Before October 2001, IMU primarily targeted Uzbekistan interests and was responsible for several explosions in Tashkent in February 1999. In August 1999, IMU militants took hostage four Japanese geologists and eight Kyrgyz soldiers; and in August 2000, they took hostage four American mountain climbers. Since October 2001, IMU has focused its attacks on International Security Assistance Force (ISAF) troops in Afghanistan, alongside the Taliban and Al-Qaida.
IMU has also been active in terrorist operations in Central Asia. IMU was responsible for explosions in Bishkek, Kyrgyzstan, in December 2002, and Osh, Kyrgyzstan, in May 2003 that killed eight people. In May 2003, Kyrgyz security forces disrupted an IMU cell that was seeking to bomb the United States Embassy and a nearby hotel in Bishkek. In November 2004, IMU was blamed for an explosion in Osh that killed one police officer and one terrorist. Government authorities in Tajikistan arrested several IMU members in 2005.

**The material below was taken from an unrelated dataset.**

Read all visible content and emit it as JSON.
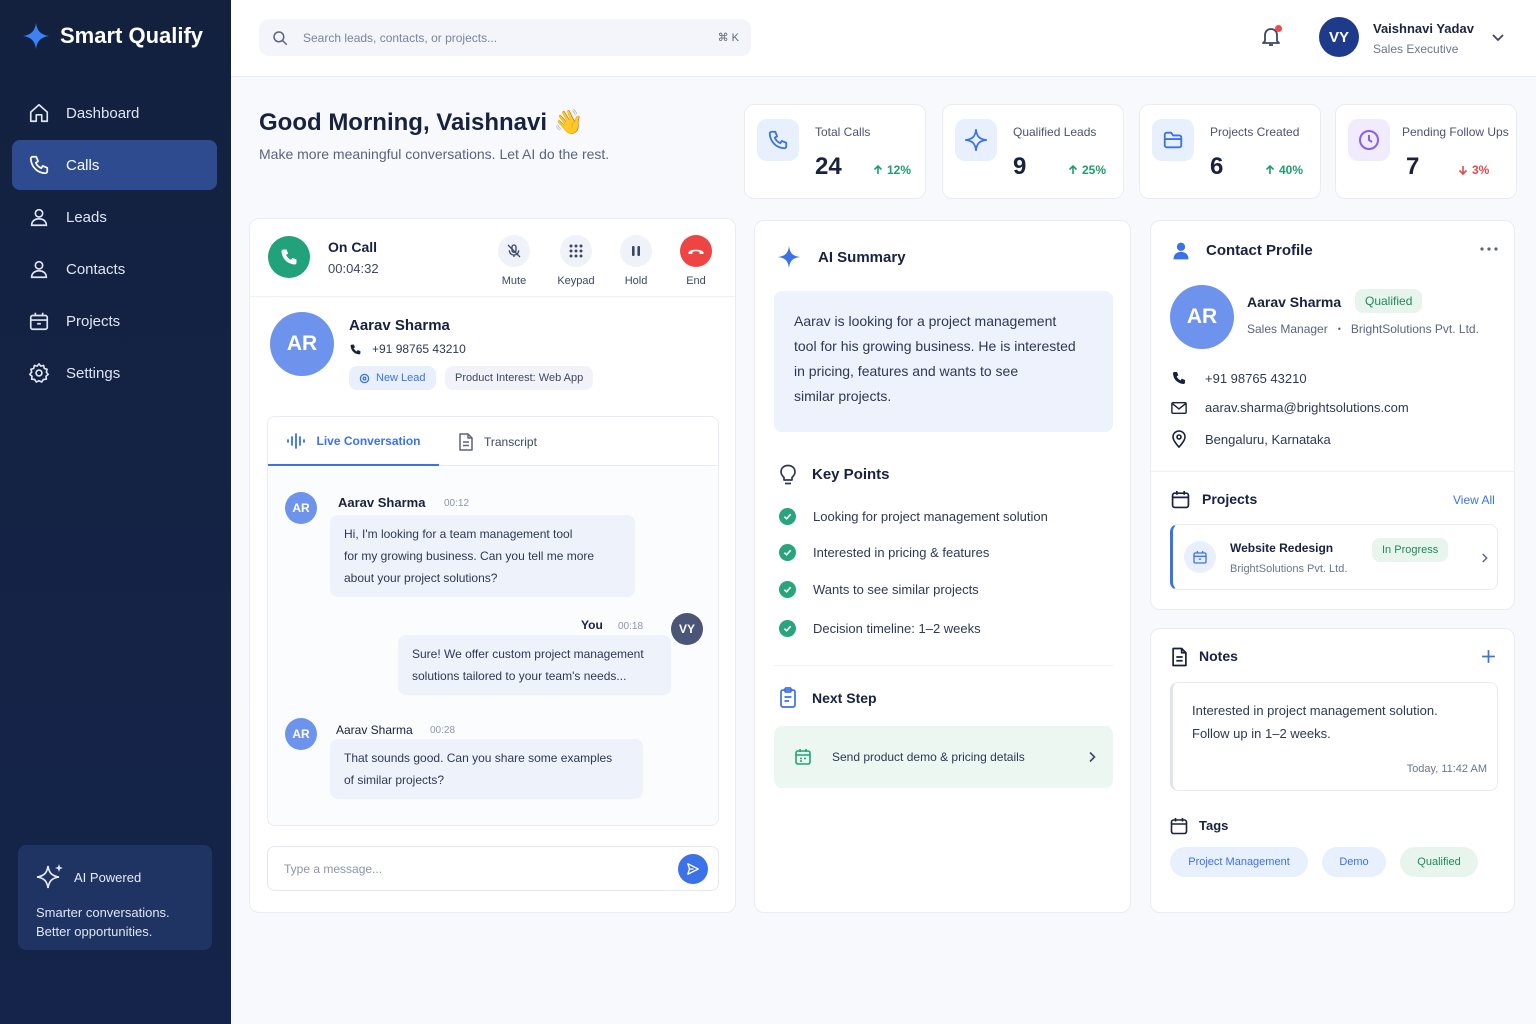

A group of IMU fighters broke away from the organization to form the Islamic Jihad Group (QDe.119). The defection of IMU fighters to the Islamic Jihad Group has not diminished its capability and intent to conduct terrorist attacks.